The comics in question are Justice League International #16 and #17, a two-part storyline in which a team of JLI heroes (Batman, Fire, Booster Gold, and Blue Beetle) go undercover to the nation of Bialya to try to figure out what evil buffoon Col. Rumaan Harjavti is up to. It turns out the real threat is the mysterious and manipulative Queen Bee, who deposes Harjavti (violently) and takes control of Bialya with the help of a mind-controlled superhuman. Chaos and hijinks ensue.
Here’s a scene where our heroes are plotting strategy in their hotel room. Note that Batman is cleverly disguised as… Bruce Wayne!
But man, these books made me a life-long Kevin Maguire fan. I even bought – ugh - Trinity Angels just because he was drawing it – that’s how deep my love for his work is.
In addition to being a master of facial expressions, Maguire knew how to draw a good-old fashioned fight scene. Case in point: here’s Batman, now cleverly disguised as Max Lord, kicking ass on a couple of Bialyan thugs.
I love that last panel, where he’s backhanding the guy. See? Fun.
The Queen Bee engineers a coup d’etat with the help of a brainwashed, mutated superhuman named Wandjina the Thunderer, who was deformed by a nuclear meltdown in a previous issue. At a state dinner, Harjavti is in the middle of a pompous speech when… well, his head gets melted real good.
Dude’s face gets melted! See? Fun!
Our heroes run afoul of the Queen Bee, who sics Wandjina on them. Fortunately, Captain Atom shows up just in time and the two powerhouses go at it. Here’s a great panel of an angry mob of Bialyans encouraging Wandjina to kick some ass:
The thing about the first couple years of the Giffen/DeMatteis Justice League comics is that, if you read a plot synopsis, they wouldn’t sound particularly funny. The humor and interplay between the characters was sort of grafted on to the conventional superhero plots, which is one of the reasons it was so effective. As time went on the series slowly became a more overtly funny book, with occasional sharp left turns into drama, and it became sort of cloying and self-conscious for my taste. Even in the early issues, I cannot honestly say that DeMatteis’s jokes always worked. Sometimes they wasted too much page space on corny dialogue that didn’t really advance the plot or say anything about the characters – you get the impression that sometimes they were so pleased with a certain gag that they couldn’t bring themselves to cut it. But when these guys were on, they were on.
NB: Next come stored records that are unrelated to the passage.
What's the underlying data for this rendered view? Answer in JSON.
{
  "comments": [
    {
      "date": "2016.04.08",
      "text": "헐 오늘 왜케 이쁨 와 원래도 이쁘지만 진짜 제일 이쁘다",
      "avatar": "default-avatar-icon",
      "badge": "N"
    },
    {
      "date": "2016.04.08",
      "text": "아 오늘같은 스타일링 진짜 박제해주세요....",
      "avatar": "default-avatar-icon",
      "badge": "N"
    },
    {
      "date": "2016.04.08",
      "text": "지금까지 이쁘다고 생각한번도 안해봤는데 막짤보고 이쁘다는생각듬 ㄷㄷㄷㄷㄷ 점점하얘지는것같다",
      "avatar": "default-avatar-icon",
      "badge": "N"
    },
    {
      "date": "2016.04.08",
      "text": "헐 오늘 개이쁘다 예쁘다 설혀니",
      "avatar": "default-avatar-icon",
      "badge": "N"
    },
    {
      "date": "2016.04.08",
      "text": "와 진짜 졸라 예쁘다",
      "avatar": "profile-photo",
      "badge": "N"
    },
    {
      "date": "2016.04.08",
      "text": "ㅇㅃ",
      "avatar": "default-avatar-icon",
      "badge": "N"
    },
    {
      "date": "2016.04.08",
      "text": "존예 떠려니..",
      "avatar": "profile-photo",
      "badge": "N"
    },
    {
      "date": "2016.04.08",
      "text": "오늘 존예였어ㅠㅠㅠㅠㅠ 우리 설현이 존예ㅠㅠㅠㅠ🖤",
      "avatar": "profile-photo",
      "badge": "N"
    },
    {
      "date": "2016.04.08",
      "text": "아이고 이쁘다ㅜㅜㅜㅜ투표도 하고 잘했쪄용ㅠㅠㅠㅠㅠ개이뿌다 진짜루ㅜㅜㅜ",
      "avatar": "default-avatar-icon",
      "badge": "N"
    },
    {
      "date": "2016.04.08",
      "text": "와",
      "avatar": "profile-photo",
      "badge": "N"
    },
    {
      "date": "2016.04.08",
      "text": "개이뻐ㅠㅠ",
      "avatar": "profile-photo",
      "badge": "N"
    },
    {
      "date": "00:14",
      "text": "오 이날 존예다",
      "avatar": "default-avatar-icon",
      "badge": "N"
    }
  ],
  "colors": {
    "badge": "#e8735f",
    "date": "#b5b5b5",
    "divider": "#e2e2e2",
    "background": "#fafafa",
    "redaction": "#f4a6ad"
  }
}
So there you have it. Justice League International #16 and 17 = fun comics.
And that’s never a bad thing.